_TASK BRIEF_: The expected answer is a copy of every line in the listing that has the word "assessment".

_RECORDS SUPPLIED_:
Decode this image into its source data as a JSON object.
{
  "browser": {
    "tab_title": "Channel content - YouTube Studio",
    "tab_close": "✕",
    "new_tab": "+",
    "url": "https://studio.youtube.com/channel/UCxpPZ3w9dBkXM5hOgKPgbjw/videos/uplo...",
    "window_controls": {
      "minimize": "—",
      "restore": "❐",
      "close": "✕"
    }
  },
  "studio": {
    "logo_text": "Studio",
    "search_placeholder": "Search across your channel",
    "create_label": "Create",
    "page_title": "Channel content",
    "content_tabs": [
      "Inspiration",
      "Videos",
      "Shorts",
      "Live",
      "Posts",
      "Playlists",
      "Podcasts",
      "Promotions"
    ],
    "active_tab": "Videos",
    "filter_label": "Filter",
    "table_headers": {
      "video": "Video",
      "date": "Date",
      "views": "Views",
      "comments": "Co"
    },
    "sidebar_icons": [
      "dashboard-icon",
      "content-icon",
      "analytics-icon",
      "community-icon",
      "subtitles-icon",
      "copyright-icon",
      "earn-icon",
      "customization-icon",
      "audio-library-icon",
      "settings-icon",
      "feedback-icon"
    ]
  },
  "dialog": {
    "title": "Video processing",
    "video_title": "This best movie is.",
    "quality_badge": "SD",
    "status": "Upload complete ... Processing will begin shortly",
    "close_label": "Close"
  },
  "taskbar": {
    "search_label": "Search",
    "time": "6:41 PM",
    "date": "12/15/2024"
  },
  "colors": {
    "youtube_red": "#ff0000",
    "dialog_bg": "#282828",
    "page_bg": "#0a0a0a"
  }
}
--
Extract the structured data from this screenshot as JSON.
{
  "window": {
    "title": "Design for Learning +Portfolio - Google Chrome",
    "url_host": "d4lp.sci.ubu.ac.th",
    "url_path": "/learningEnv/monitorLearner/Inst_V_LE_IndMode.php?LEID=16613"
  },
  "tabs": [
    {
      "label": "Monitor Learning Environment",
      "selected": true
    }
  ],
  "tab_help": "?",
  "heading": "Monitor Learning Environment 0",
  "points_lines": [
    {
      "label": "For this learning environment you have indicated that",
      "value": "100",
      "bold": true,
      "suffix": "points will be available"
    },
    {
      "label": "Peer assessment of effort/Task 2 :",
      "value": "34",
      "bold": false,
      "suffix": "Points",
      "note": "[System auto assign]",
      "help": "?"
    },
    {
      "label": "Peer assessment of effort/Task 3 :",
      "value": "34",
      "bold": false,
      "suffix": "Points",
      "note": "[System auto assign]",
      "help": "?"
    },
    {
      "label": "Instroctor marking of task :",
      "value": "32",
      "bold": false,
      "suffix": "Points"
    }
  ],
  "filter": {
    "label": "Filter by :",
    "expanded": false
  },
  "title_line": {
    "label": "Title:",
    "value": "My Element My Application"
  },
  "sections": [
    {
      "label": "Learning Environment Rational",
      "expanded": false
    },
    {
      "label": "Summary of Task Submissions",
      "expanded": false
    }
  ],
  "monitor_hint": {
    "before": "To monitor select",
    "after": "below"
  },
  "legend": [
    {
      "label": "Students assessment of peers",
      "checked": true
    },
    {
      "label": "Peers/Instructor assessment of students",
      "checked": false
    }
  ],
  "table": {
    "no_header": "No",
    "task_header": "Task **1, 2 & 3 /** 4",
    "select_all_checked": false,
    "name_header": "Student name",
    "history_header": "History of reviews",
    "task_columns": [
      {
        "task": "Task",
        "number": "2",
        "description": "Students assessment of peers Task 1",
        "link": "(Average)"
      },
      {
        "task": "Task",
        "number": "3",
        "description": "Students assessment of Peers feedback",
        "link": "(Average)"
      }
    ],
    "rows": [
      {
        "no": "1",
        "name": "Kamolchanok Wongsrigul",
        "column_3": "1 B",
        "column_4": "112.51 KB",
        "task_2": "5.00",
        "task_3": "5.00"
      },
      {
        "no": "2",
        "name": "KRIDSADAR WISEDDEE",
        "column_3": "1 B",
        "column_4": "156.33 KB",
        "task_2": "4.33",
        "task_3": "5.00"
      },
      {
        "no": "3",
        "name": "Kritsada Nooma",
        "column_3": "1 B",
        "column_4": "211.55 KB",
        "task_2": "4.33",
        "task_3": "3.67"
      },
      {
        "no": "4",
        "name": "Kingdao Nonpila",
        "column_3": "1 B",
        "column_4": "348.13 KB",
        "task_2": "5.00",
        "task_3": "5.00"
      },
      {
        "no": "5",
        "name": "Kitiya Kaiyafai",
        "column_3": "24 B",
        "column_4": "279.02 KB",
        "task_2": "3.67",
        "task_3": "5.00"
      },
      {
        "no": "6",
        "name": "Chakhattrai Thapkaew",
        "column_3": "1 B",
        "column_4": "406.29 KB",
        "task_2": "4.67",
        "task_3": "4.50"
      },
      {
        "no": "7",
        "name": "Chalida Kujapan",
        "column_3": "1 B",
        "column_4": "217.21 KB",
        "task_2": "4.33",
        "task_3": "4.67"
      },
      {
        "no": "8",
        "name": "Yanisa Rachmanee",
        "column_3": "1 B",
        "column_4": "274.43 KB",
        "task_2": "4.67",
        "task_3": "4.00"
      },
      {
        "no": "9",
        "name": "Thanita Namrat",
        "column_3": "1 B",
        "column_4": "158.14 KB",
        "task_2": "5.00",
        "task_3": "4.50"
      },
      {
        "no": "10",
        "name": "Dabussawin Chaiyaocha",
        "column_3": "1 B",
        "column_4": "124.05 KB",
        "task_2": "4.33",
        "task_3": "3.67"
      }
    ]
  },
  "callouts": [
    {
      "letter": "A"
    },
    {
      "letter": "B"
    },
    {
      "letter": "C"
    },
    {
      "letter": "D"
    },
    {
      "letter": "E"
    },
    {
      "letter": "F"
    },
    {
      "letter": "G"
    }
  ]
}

_TASK RESULT_:
      "label": "Peer assessment of effort/Task 2 :",
      "label": "Peer assessment of effort/Task 3 :",
      "label": "Students assessment of peers",
      "label": "Peers/Instructor assessment of students",
        "description": "Students assessment of peers Task 1",
        "description": "Students assessment of Peers feedback",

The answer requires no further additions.